It’s now commonly accepted that workplace diversity is intrinsically linked to business performance. Consequently, firms are boosting efforts to recruit talent from wider, deeper and traditionally overlooked talent pools. However, delivering diversity through recruitment is not a silver bullet.
Achieving greater representation can only be achieved through true and meaningful cultural change – and that cannot be the responsibility of internal hiring teams and external recruiters alone.
Despite the widespread realisation that boosting workplace diversity is not only the ‘right thing to do’, but also brings business benefits, there is no doubt that we are failing to harness the potential of the full spectrum of available talent. The McGregor-Smith Review, for example, suggests that utilising the full potential of black and minority ethnic (BAME) individuals can contribute £24 billion to the UK economy after a year, representing 1.3% of GDP. Elsewhere, a third (32%) of LGBT employees choose to hide their sexual orientation at work and only 9.7% of executive positions in the FTSE 100 companies are held by women. Clearly there is more to do.
However, taking steps to source diverse talent is fruitless unless the organisation promotes – and lives – a message that celebrates its commitment to supporting individuals from all walks of life.
Looking at financial services as an example, which has historically been the preserve of older, white, males, the pressure is on to increase representation through recruitment. And there is immense opportunity in this sector in terms of brand representation and how they present themselves to boost their EVP in the minds of diverse talent.
Today, there are great examples of financial institutions that are taking a holistic approach to reengineering not only employer brand, but also wider brand perception. Barclays LifeSkills, for example, is working to position the organisation as one that truly helps people. It’s a strong but subtle message that dovetails into recruitment-specific messaging, namely its ‘Bolder’ apprenticeship programme: an initiative designed to extend opportunities for apprenticeships across the organisation, specifically providing support for older adults wishing to get back into the workplace. A strategy that makes sense when you consider that, according to the Department of Work and Pensions, there are a million people aged between 50 and 64 who are not in employment, but state they are willing to, or would like to, work. What’s more, according to PwC’s Golden Age Index, bringing more people over the age of 55 into the workforce could also boost the UK economy by £80bn.

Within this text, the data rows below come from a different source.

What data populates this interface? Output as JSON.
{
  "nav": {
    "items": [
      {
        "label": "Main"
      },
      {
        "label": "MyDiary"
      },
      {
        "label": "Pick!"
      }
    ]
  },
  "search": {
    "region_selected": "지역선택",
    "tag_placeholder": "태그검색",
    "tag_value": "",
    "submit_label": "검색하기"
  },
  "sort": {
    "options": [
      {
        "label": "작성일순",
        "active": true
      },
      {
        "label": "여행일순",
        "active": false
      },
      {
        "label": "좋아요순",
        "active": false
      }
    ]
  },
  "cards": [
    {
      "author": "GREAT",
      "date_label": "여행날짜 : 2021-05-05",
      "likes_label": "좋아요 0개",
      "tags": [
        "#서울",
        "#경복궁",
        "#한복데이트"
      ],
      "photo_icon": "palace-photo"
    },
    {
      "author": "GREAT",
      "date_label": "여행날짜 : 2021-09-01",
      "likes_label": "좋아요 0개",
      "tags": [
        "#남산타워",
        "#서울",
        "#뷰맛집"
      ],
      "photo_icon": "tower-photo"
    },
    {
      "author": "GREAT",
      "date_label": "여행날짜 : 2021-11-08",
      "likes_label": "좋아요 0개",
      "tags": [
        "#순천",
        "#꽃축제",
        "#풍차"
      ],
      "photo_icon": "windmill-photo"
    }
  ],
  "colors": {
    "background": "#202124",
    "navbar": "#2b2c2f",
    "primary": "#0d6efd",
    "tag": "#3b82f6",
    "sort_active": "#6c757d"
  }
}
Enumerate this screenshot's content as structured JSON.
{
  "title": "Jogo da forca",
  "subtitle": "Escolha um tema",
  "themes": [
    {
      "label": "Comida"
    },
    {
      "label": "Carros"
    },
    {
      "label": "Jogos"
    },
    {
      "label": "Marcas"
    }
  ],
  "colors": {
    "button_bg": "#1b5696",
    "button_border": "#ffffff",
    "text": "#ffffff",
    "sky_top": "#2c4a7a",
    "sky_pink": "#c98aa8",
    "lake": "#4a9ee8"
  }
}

Barclays is a perfect example of how recruitment and wider culture must be aligned if businesses are to tap into alternative talent pools. Someone in their early 50s potentially has a 20-year-career ahead of them, yet, unless they have a structured support programme to on-board them, many may not even consider applying for the role, let alone reach their full potential.
In a similar vein, there are also some fantastic examples of organisations that are actively engaging with other specific groups - such as females returning to the workplace after a career break or ex-military personnel - by putting in place tailored programmes to not only recruit, but also embed, individuals.
A recent report from the Women and Work All Party Parliamentary Group, Women Returners, recommended that the government takes further steps to diversify the apprenticeships sector by specifying that a percentage of apprenticeships should be part-time or flexible. The government has since pledged £5 million to support women back to work or ‘returnships’ – returning professional internships – as a way of boosting the number of females in management and in industries where they are under-represented.
However, some organisations are already ahead of the curve when it comes to tapping into this valuable talent pool. PwC’s ‘Back to Business’ returnship programme, for example, aims to help bring senior professional women back into the workplace who have had a career break of more than two years. Deloitte also has a similar programme which brings on board talent on a part time or flexible basis, providing candidates have at least five years’ experience in professional services including a minimum of two years in a similar position to the role they wish to apply for.
Likewise, according to the Royal British Legion, working age veterans in the UK are nearly twice as likely to be unemployed as their civilian contemporaries, and organisations are increasingly realising the value of this talent pool. Indeed, Alexander Mann Solutions has been recognised for its work in supporting ex-service personnel into employment by the Defence Employer Recognition Scheme. The organisation has also signed the Armed Forces Covenant and directly employs a number of reservists, veterans, and military spouses and partners.
While the majority of organisations understand that they must tap into previously under-utilised talent pools, those who succeed in making their organisations more diverse are the ones which look beyond attraction and sourcing. Promoting messages of inclusivity is a wasted exercise unless there are specific measures in place to support individual groups. Recruitment and culture must come together for diversity to truly flourish.